What are the symptoms of nitrogen narcosis? Most divers describe nitrogen narcosis as feeling like they’re uncomfortably drunk or dazed. People with nitrogen narcosis often appear that way to others too.
How do you deal with narcosis?
How to Deal with Nitrogen Narcosis
- Get plenty of rest and stay hydrated, before and after diving. …
- Avoid alcohol. …
- Build up to doing deeper dives and do them regularly. …
- Avoid overexertion before descending, and also throughout the dive. …
- Descend slowly and allow that partial pressure to increase gradually.
What happens if a diver goes too deep?
In extreme cases, it can cause paralysis or death if the bubbles are in the brain.

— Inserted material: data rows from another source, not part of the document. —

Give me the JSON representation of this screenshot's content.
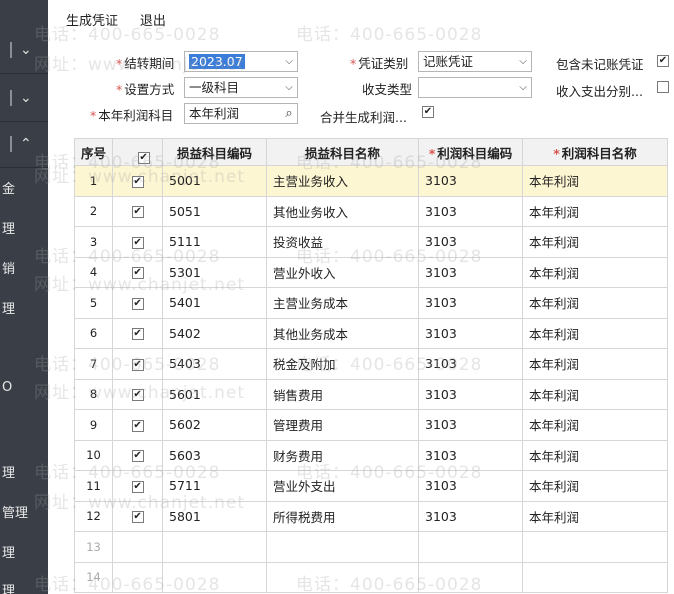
{
  "sidebar": {
    "arrows": [
      "⌄",
      "⌄",
      "⌃"
    ],
    "labels": [
      "金",
      "理",
      "销",
      "理",
      "O",
      "理",
      "管理",
      "理",
      "理"
    ]
  },
  "menu": {
    "generate": "生成凭证",
    "exit": "退出"
  },
  "form": {
    "period_label": "结转期间",
    "period_value": "2023.07",
    "voucher_label": "凭证类别",
    "voucher_value": "记账凭证",
    "include_unposted_label": "包含未记账凭证",
    "method_label": "设置方式",
    "method_value": "一级科目",
    "income_type_label": "收支类型",
    "income_type_value": "",
    "split_label": "收入支出分别...",
    "profit_label": "本年利润科目",
    "profit_value": "本年利润",
    "merge_label": "合并生成利润..."
  },
  "table": {
    "headers": [
      "序号",
      "",
      "损益科目编码",
      "损益科目名称",
      "利润科目编码",
      "利润科目名称"
    ],
    "rows": [
      {
        "no": "1",
        "code": "5001",
        "name": "主营业务收入",
        "pcode": "3103",
        "pname": "本年利润"
      },
      {
        "no": "2",
        "code": "5051",
        "name": "其他业务收入",
        "pcode": "3103",
        "pname": "本年利润"
      },
      {
        "no": "3",
        "code": "5111",
        "name": "投资收益",
        "pcode": "3103",
        "pname": "本年利润"
      },
      {
        "no": "4",
        "code": "5301",
        "name": "营业外收入",
        "pcode": "3103",
        "pname": "本年利润"
      },
      {
        "no": "5",
        "code": "5401",
        "name": "主营业务成本",
        "pcode": "3103",
        "pname": "本年利润"
      },
      {
        "no": "6",
        "code": "5402",
        "name": "其他业务成本",
        "pcode": "3103",
        "pname": "本年利润"
      },
      {
        "no": "7",
        "code": "5403",
        "name": "税金及附加",
        "pcode": "3103",
        "pname": "本年利润"
      },
      {
        "no": "8",
        "code": "5601",
        "name": "销售费用",
        "pcode": "3103",
        "pname": "本年利润"
      },
      {
        "no": "9",
        "code": "5602",
        "name": "管理费用",
        "pcode": "3103",
        "pname": "本年利润"
      },
      {
        "no": "10",
        "code": "5603",
        "name": "财务费用",
        "pcode": "3103",
        "pname": "本年利润"
      },
      {
        "no": "11",
        "code": "5711",
        "name": "营业外支出",
        "pcode": "3103",
        "pname": "本年利润"
      },
      {
        "no": "12",
        "code": "5801",
        "name": "所得税费用",
        "pcode": "3103",
        "pname": "本年利润"
      },
      {
        "no": "13",
        "code": "",
        "name": "",
        "pcode": "",
        "pname": ""
      },
      {
        "no": "14",
        "code": "",
        "name": "",
        "pcode": "",
        "pname": ""
      }
    ]
  },
  "watermark": {
    "phone": "电话：400-665-0028",
    "site": "网址：www.chanjet.net"
  }
}
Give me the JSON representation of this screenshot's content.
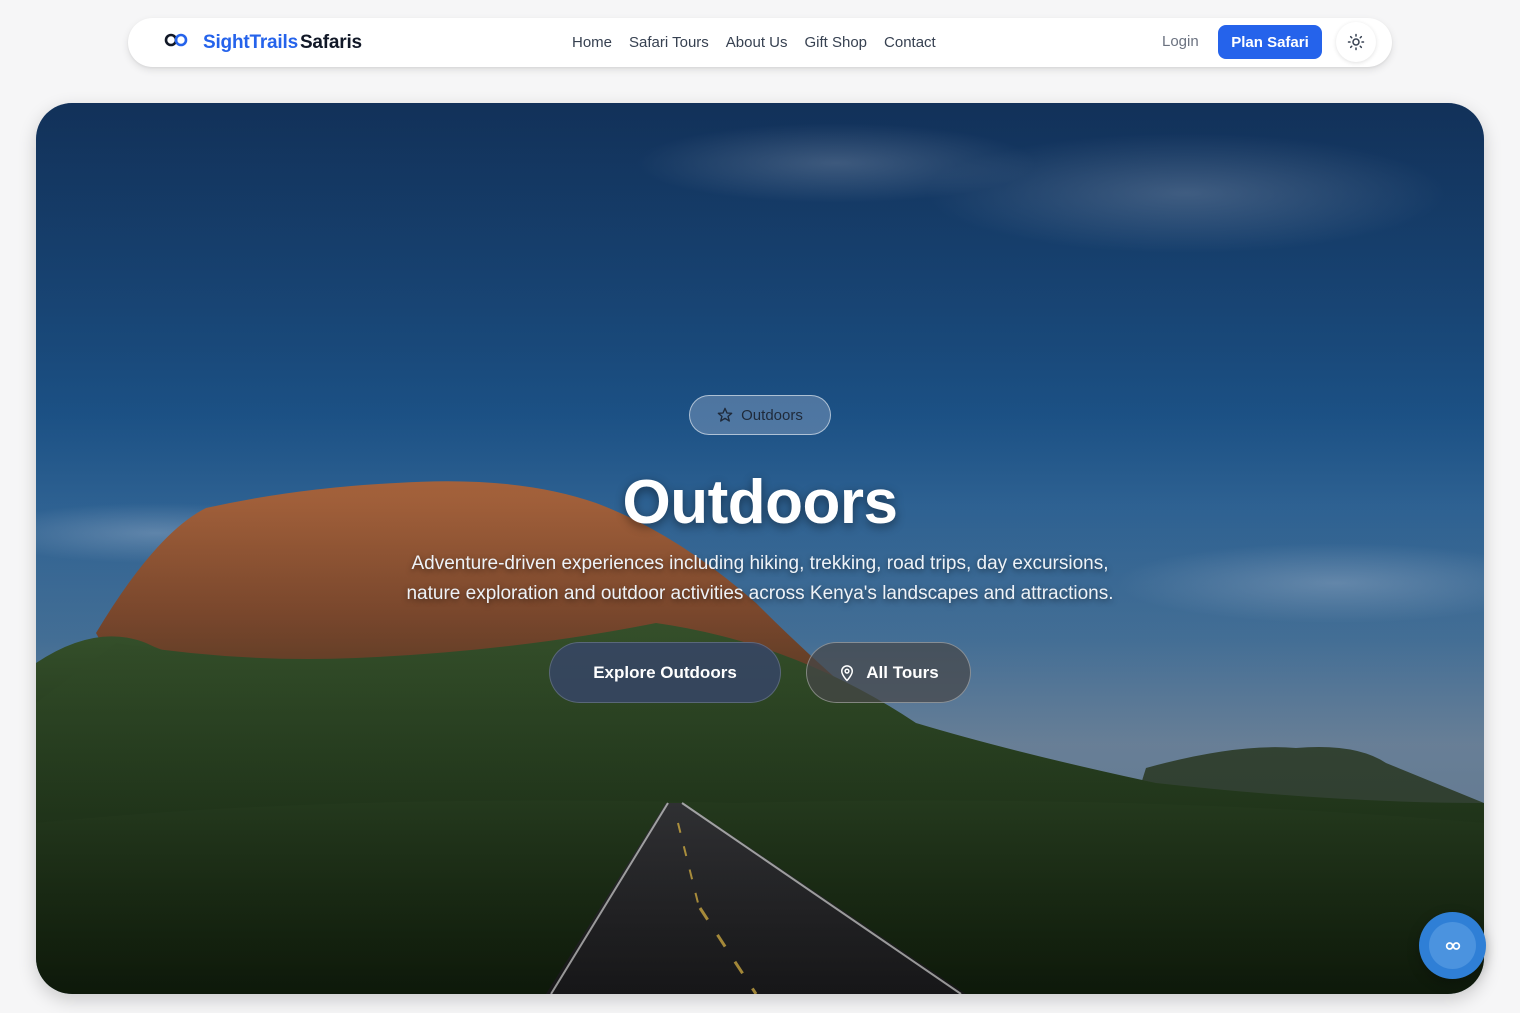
{
  "brand": {
    "name_part1": "SightTrails",
    "name_part2": "Safaris",
    "icon": "infinity-logo-icon"
  },
  "nav": {
    "links": [
      "Home",
      "Safari Tours",
      "About Us",
      "Gift Shop",
      "Contact"
    ],
    "login_label": "Login",
    "plan_label": "Plan Safari",
    "theme_icon": "sun-icon"
  },
  "hero": {
    "badge_label": "Outdoors",
    "badge_icon": "star-icon",
    "title": "Outdoors",
    "description": "Adventure-driven experiences including hiking, trekking, road trips, day excursions, nature exploration and outdoor activities across Kenya's landscapes and attractions.",
    "primary_button": "Explore Outdoors",
    "secondary_button": "All Tours",
    "secondary_icon": "map-pin-icon"
  },
  "floating_button": {
    "icon": "infinity-chat-icon"
  },
  "colors": {
    "accent": "#2563eb",
    "fab": "#2f7fd6"
  }
}
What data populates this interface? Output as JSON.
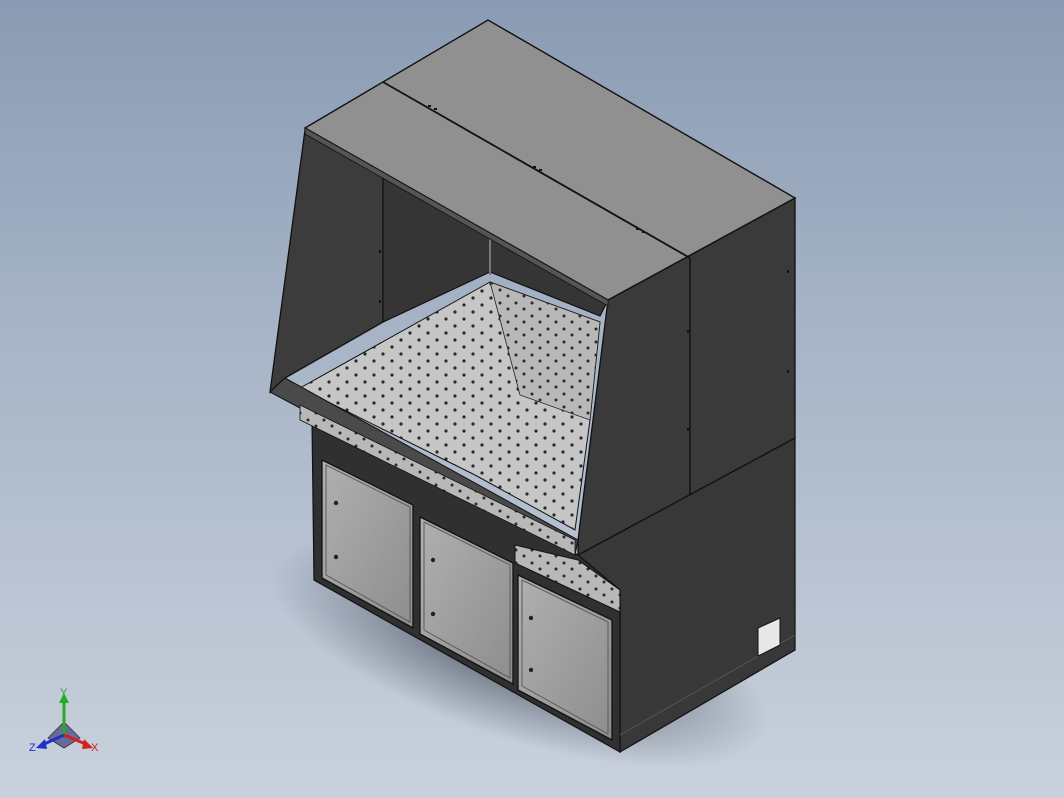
{
  "viewport": {
    "background_top": "#8a9bb3",
    "background_bottom": "#c9d1dc"
  },
  "model": {
    "name": "fume-extraction-workbench",
    "body_color": "#3a3a3a",
    "top_color": "#8f8f8f",
    "perforated_color": "#c4c4c4",
    "door_color": "#9c9c9c",
    "edge_color": "#111111"
  },
  "triad": {
    "x_label": "X",
    "y_label": "Y",
    "z_label": "Z",
    "x_color": "#d42020",
    "y_color": "#20b020",
    "z_color": "#2030c8"
  }
}
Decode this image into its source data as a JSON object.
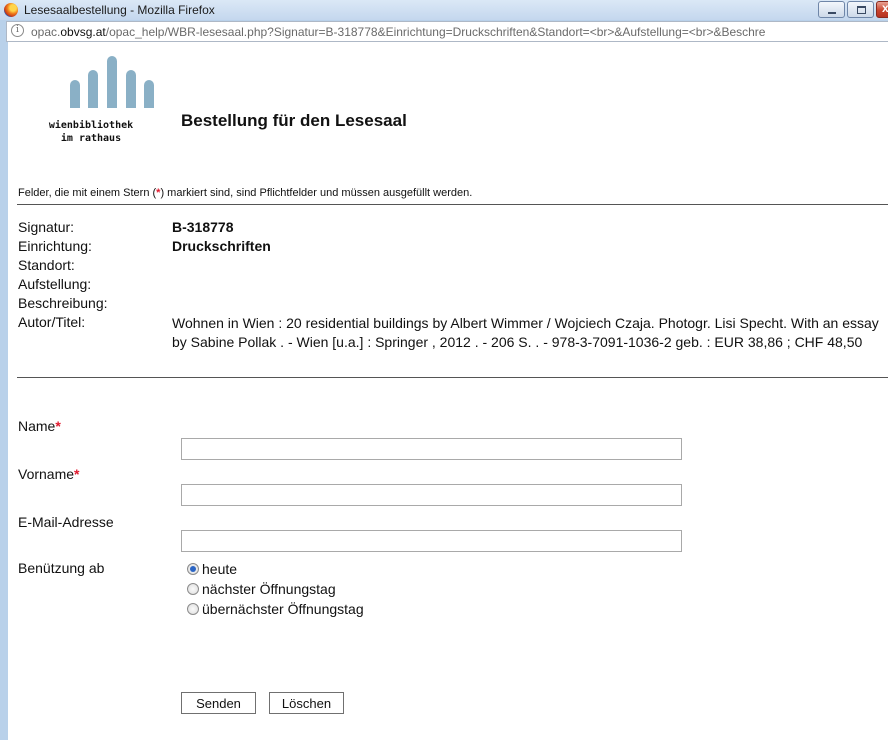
{
  "window": {
    "title": "Lesesaalbestellung - Mozilla Firefox",
    "url_prefix": "opac.",
    "url_domain": "obvsg.at",
    "url_rest": "/opac_help/WBR-lesesaal.php?Signatur=B-318778&Einrichtung=Druckschriften&Standort=<br>&Aufstellung=<br>&Beschre"
  },
  "logo": {
    "line1": "wienbibliothek",
    "line2": "im rathaus",
    "color": "#8ab0c6"
  },
  "page": {
    "title": "Bestellung für den Lesesaal",
    "hint_before": "Felder, die mit einem Stern (",
    "hint_star": "*",
    "hint_after": ") markiert sind, sind Pflichtfelder und müssen ausgefüllt werden."
  },
  "record": {
    "signatur_label": "Signatur:",
    "signatur_value": "B-318778",
    "einrichtung_label": "Einrichtung:",
    "einrichtung_value": "Druckschriften",
    "standort_label": "Standort:",
    "aufstellung_label": "Aufstellung:",
    "beschreibung_label": "Beschreibung:",
    "autor_label": "Autor/Titel:",
    "autor_value": "Wohnen in Wien : 20 residential buildings by Albert Wimmer / Wojciech Czaja. Photogr. Lisi Specht. With an essay by Sabine Pollak . - Wien [u.a.] : Springer , 2012 . - 206 S. . - 978-3-7091-1036-2 geb. : EUR 38,86 ; CHF 48,50"
  },
  "form": {
    "required_mark": "*",
    "name_label": "Name",
    "name_value": "",
    "vorname_label": "Vorname",
    "vorname_value": "",
    "email_label": "E-Mail-Adresse",
    "email_value": "",
    "benuetzung_label": "Benützung ab",
    "options": [
      "heute",
      "nächster Öffnungstag",
      "übernächster Öffnungstag"
    ],
    "selected_option": "heute",
    "submit_label": "Senden",
    "reset_label": "Löschen"
  },
  "colors": {
    "required": "#e0192e",
    "radio_selected": "#2b65c4"
  }
}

Nitrogen narcosis: Deep dives can cause so much nitrogen to build up in the brain that you can become confused and act as though you’ve been drinking alcohol. … Narcosis usually happens only on dives of more than 100 feet.
At what depth does the bends occur?
About 40 percent of the bent divers made a single dive with only one ascent. The shallowest depth for a single dive producing bends symptoms was ten feet (three meters), with the bottom time unknown. However, most of the divers made several shallow dives and sometimes multiple ascents.
What happens when nitrogen gets in your brain?
Nitrogen is absorbed by the fatty tissue (lipids) much faster than by other tissues; the brain and the rest of the nervous system have a high lipid content. Consequently, when a high concentration of nitrogen is breathed, the nervous system becomes saturated with the inert gas, and normal functions are impaired.
What are the signs and symptoms of decompression sickness?
(Decompression Illness; Caisson Disease; The Bends)
- Symptoms can include fatigue and pain in muscles and joints.
- In the more severe type, symptoms may be similar to those of stroke or can include numbness, tingling, arm or leg weakness, unsteadiness, vertigo (spinning), difficulty breathing, and chest pain.